GOP bird dogging OPM's IT upgrade
- By Zach Noble
- Sep 14, 2015
House Oversight Chairman Jason Chaffetz says OPM is ignoring "serious concernts" about its giant modernization project.
Congressional Republicans aren’t letting up on the Office of Personnel Management.
In a Sept. 14 statement, House Oversight and Government Reform Committee Chairman Jason Chaffetz continued to push OPM to address concerns about its troubled modernization project.
“OPM continues to ignore serious concerns about their IT infrastructure improvement plan from the Inspector General,” the Utah Republican wrote, pointing to a Sept. 3 memo from OPM IG Patrick McFarland and accusing OPM of “refus[ing] to heed warnings” from McFarland’s office.
Chaffetz’s statement came less than a week after Information Technology Subcommittee Chairman Will Hurd (R-Texas) pledged forward-looking scrutiny of OPM this fall.
“Ignoring the IG’s warnings largely got them into this mess in the first place,” Chaffetz added. “If OPM wants to regain the trust of Congress and the American people, they must make implementing the IG’s recommendations a top priority.”
McFarland called for a flash audit of OPM’s IT overhaul back in June, citing serious reservations and the fact that OPM CIO Donna Seymour hadn’t even told him about the project at first.
The partially redacted Sept. 3 letter from McFarland’s office, following up months later, is damning.
“There is no doubt that the migration (which in many cases will include redesigning fundamentally flawed security architectures) of up to 400 major and minor applications will be a highly complex and costly endeavor, yet OPM has no funding for this effort [emphasis IG’s],” the letter noted.
The letter also criticized OPM’s failure to complete an Office of Management and Budget Major IT Business Case for its IT infrastructure overhaul, a migration of systems to a new “shell” environment.
The IG letter said OPM dismissed the OMB business case as too time-consuming and expensive, a dismissal the IG’s office characterized as bad management.
In a Sept. 9 letter, OPM Acting Director Beth Cobert responded to McFarland’s recommendations and said that, after initially dismissing the OMB business case plan, OPM had decided to submit the plan to OMB as part of the fiscal 2017 budget process.
“Although OPM has been working closely with OMB throughout the development of the [IT overhaul] Project, we agree that there are benefits to preparing a Major IT Business Case, including heightened transparency as well as the value of these established project management processes,” Cobert wrote.
Cobert noted the IG’s concern over OPM’s use of a sole-source contract for significant portions of the overhaul work, and stressed that the sole-source award (to contractor Imperatis) only covers a “limited” portion of the total work.
Cobert also noted she has been having biweekly meetings with McFarland.
Funding could remain the biggest source of tension.
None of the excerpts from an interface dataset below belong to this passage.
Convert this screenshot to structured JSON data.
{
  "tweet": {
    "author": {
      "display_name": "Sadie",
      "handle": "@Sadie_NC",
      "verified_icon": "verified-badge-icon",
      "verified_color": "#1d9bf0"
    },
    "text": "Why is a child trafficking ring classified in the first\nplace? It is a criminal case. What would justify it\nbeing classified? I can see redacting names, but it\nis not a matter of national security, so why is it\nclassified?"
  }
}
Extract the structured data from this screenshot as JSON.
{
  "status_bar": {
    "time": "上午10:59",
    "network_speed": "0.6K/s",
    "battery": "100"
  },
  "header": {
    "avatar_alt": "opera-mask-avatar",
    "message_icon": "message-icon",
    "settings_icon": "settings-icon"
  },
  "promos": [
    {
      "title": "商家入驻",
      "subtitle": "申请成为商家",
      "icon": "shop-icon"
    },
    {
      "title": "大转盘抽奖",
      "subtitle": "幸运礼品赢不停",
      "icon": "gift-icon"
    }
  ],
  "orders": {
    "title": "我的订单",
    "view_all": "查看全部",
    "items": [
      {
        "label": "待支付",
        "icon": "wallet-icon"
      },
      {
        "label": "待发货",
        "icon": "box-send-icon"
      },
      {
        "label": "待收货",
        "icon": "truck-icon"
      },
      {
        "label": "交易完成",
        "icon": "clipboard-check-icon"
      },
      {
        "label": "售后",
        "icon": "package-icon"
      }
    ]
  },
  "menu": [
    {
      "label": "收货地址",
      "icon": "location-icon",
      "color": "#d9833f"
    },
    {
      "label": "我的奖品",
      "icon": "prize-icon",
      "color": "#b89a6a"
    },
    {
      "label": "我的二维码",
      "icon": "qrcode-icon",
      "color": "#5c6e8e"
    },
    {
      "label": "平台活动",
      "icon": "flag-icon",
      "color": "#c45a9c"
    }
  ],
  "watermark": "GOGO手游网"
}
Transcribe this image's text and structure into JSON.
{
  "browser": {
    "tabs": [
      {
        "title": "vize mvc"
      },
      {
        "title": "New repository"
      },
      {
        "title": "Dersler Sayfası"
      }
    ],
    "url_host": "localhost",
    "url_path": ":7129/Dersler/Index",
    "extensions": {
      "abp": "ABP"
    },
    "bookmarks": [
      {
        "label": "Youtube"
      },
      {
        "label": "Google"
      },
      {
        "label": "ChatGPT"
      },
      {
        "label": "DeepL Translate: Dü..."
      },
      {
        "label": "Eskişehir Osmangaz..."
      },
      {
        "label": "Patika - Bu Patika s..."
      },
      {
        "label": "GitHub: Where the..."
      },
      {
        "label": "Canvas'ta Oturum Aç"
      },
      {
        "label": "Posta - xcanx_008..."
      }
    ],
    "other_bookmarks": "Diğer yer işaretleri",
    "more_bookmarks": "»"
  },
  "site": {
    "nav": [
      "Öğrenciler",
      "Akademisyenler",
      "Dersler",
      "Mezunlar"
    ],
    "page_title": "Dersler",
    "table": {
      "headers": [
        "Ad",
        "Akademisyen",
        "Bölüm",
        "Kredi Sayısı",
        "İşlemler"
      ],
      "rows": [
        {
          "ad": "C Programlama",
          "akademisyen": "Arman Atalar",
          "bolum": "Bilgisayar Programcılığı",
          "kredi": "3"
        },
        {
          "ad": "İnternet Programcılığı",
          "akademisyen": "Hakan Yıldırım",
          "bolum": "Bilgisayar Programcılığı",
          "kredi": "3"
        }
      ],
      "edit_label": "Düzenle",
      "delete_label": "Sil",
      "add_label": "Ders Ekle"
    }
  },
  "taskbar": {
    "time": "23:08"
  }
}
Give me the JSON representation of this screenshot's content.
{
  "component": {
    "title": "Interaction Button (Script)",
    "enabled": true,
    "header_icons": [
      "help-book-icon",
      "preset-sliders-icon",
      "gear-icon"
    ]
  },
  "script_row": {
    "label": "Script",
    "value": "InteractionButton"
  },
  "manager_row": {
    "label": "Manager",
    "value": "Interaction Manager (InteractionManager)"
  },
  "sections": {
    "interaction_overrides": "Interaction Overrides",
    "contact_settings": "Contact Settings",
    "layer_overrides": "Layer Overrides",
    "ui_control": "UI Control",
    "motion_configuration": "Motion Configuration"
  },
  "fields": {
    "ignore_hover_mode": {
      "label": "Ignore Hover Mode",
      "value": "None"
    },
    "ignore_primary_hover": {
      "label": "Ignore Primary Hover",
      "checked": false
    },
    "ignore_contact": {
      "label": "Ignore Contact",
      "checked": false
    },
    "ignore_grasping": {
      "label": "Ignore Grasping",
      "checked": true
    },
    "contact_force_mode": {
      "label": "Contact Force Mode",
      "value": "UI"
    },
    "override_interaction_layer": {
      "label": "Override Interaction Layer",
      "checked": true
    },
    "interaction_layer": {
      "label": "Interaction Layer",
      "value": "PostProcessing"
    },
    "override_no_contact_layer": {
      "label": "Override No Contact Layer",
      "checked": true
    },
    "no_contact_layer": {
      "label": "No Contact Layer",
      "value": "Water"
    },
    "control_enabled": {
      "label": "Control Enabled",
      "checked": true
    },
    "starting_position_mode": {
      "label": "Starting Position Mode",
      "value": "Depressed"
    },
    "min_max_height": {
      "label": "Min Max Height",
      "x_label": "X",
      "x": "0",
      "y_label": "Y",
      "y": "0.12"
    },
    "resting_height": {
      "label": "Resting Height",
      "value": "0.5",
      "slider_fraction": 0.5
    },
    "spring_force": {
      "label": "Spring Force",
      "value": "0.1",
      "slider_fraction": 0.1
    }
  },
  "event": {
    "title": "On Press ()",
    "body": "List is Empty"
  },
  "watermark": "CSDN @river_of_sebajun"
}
Cobert’s Sept. 9 letter did not address money and McFarland’s office has savaged OPM for dramatically underestimating the project’s costs.
“When asked about [the lack of funding for overhaul migration work], OPM officials informed us that funding for migration costs would come from a combination of savings generated by discontinuing obsolete software and from program office budgets, including OPM’s trust funds and the revolving fund,” McFarland’s Sept. 3 memo noted. “In our view, there is no evidence to support this plan, and it is inadequate and inappropriate.”
But Chaffetz’ office isn’t focused on funding alone.
“We would say it’s not [the biggest problem],” said Chaffetz’ spokesperson MJ Henshaw, noting that until project management is worked out, allocating funds could just be throwing good money at a doomed endeavor.
“The Sept 9 memo I think is encouraging,” Henshaw added. “We’re happy that they [Cobert and McFarland] are talking to each other.”
But, she noted, the committee’s investigation into OPM’s IT overhaul is far from over, and could be the focus of hearings this fall.
Zach Noble is a staff writer covering digital citizen services, workforce issues and a range of civilian federal agencies.
Before joining FCW in 2015, Noble served as assistant editor at the viral news site TheBlaze, where he wrote a mix of business, political and breaking news stories and managed weekend news coverage. He has also written for online and print publications including The Washington Free Beacon, The Santa Barbara News-Press, The Federalist and Washington Technology.
Noble is a graduate of Saint Vincent College, where he studied English, economics and mathematics.
Click here for previous articles by Noble, or connect with him on Twitter: @thezachnoble.